Introduction: By 2030, it is estimated that stroke will become the leading cause of adult disability in our country, afflicting 1 in 25 Americans. Prompt identification of stroke is essential because primary interventions such as tPA and thrombectomies, which may reduce long-term functional deficits, are extremely time sensitive. Given this, early identification through stroke screening scales such as the FAST (Face, Arms, Speech, Time) exam was developed, which have become commonplace in prehospital, emergency department (ED) and inpatient settings. Although FAST has commendable efficacy, its validity in identifying atypical or posterior circulation strokes, which often only present with balance and visual symptoms, has been challenged. To address this, a variant stroke-screening scale, BE-FAST, was developed with the inclusion of two additional criteria (Balance, Eye) to enhance stroke detection. Objective: Evaluate the sensitivity, specificity, and impact on stroke core measures with the implementation of BE-FAST in comparison to FAST in triage of a community emergency department. Methods: An observational before-and-after quality improvement (QI) initiative study was conducted for the two-month period before and after a formal BE-FAST triage screening educational module was taught to all ED clinical staff. The study sample included all patients who had stroke alerts activated based on their presenting symptoms in the ED. These patients were then divided into two groups: pre-intervention with FAST and post-intervention with BE-FAST criteria. Extensive chart review was then performed to collect the following variables: age, sex, time to stroke alert, primary identifying symptoms, time to CT and CTA, time to tPA, NIHSS score on arrival and discharge and confirmation of stroke as final discharge diagnosis. Categorical data were summarized as counts and percentages, and continuous data as means with corresponding standard deviations. Between-group mean differences were compared by calculating t-tests for independent measures and analysis of variance. Results: 155 total stroke alerts were included in the study, with 69 in the pre-intervention and 86 in the post-intervention group. Mean ages for the pre- and post-intervention groups were similar (68.3, SD=17.0 and 64.3, SD=15.5, respectively) with a preponderance of females in both groups (60.9% and 62.8%, respectively). In the first group, 29 (36.2%) had acute strokes and presented with >1 FAST criteria. In the second group, 27 (31.4%) had acute strokes, with 23 (85.2%) presenting with >1 FAST, and 26 (96.30%) with >1 BE-FAST criteria. Although the difference was not statistically significant (p=0.35), given the deleterious consequences of delayed diagnosis, this may be of clinical significance; among the three additional strokes detected utilizing only BE symptomatology, one was given tPA. In summary, FAST rendered a sensitivity of 84% and BE-FAST 92.3%. However, this additional criterion reduced specificity from 30.0% to 16.5%. Conclusions: BE-FAST is more sensitive for identifying strokes, although at the cost of specificity. Given the significant burden of long-term deficits and the opportunity for early interventions that would otherwise be missed, this may be clinically significant, and larger trials should be conducted before widespread implementation.

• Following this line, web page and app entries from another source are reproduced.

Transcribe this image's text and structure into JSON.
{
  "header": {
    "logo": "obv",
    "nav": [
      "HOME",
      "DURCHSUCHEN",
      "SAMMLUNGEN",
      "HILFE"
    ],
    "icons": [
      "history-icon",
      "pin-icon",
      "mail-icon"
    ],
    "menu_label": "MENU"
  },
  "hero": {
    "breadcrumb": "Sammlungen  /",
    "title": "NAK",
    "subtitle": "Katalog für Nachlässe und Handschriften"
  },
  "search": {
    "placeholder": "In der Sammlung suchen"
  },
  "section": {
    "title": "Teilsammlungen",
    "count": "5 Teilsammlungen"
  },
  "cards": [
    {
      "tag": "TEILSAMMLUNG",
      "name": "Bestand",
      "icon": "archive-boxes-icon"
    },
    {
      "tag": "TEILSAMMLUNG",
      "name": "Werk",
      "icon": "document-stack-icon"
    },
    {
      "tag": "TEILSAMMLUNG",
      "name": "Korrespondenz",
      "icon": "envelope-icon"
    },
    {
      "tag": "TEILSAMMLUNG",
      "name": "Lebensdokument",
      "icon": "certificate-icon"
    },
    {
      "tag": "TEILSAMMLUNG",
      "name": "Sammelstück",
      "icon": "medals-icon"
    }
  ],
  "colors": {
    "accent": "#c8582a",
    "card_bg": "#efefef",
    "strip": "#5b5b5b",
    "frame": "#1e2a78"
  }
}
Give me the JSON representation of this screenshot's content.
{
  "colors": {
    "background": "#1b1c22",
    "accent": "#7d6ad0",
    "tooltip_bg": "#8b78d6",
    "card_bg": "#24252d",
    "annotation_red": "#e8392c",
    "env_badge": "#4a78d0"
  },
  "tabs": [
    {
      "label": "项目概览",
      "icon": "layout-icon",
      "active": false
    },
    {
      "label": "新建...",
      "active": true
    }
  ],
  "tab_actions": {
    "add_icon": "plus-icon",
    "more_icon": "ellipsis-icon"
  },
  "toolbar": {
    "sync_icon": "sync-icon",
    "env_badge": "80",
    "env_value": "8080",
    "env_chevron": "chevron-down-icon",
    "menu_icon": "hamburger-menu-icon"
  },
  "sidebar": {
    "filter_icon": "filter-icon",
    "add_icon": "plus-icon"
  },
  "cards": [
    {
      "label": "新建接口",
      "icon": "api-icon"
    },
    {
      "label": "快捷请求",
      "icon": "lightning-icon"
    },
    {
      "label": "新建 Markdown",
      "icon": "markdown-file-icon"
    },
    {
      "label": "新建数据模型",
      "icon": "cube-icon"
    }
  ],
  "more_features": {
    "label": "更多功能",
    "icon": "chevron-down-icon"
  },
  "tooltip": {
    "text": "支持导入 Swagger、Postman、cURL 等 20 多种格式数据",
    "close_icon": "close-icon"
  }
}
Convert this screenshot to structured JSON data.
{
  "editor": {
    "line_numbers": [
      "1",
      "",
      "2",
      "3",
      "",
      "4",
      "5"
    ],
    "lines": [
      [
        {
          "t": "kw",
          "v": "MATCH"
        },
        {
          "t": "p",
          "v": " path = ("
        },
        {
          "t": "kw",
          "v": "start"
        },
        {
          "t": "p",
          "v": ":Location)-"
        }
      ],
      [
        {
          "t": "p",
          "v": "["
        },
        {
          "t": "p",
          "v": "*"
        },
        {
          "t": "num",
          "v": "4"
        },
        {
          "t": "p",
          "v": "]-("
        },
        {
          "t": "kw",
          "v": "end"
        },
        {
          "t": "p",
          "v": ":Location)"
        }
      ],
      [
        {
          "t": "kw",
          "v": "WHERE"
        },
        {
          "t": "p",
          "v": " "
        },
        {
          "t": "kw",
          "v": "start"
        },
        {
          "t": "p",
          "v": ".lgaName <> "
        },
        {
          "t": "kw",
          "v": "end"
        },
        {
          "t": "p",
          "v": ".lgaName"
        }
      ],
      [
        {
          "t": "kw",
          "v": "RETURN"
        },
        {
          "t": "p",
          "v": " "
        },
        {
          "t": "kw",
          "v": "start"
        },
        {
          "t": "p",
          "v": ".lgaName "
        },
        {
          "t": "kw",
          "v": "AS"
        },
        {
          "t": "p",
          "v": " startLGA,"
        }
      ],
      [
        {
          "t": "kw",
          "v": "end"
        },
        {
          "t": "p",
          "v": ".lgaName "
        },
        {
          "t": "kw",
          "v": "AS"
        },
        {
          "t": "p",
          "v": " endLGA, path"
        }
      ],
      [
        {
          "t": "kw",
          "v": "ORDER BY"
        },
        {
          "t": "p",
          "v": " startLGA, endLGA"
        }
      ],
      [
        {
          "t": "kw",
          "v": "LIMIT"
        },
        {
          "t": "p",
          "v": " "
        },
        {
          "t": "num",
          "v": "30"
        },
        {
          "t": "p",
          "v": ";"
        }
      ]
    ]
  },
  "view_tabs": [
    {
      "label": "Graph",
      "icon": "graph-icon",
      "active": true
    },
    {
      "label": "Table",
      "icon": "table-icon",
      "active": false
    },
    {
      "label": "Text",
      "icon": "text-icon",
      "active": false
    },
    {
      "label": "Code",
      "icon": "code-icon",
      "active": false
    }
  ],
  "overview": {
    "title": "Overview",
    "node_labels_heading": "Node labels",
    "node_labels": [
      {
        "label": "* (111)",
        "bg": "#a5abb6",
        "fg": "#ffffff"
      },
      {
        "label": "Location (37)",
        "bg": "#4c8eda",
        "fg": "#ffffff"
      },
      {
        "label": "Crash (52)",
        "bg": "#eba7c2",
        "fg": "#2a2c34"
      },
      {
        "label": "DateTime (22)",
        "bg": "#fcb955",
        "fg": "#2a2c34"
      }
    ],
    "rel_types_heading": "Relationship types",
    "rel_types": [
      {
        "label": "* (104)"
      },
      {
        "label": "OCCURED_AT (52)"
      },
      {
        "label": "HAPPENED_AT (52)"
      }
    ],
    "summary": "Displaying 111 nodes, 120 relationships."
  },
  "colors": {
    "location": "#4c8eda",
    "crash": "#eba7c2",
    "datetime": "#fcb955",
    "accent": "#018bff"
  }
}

Presentation Date


The Efficacy Of BE-FAST In Identifying Strokes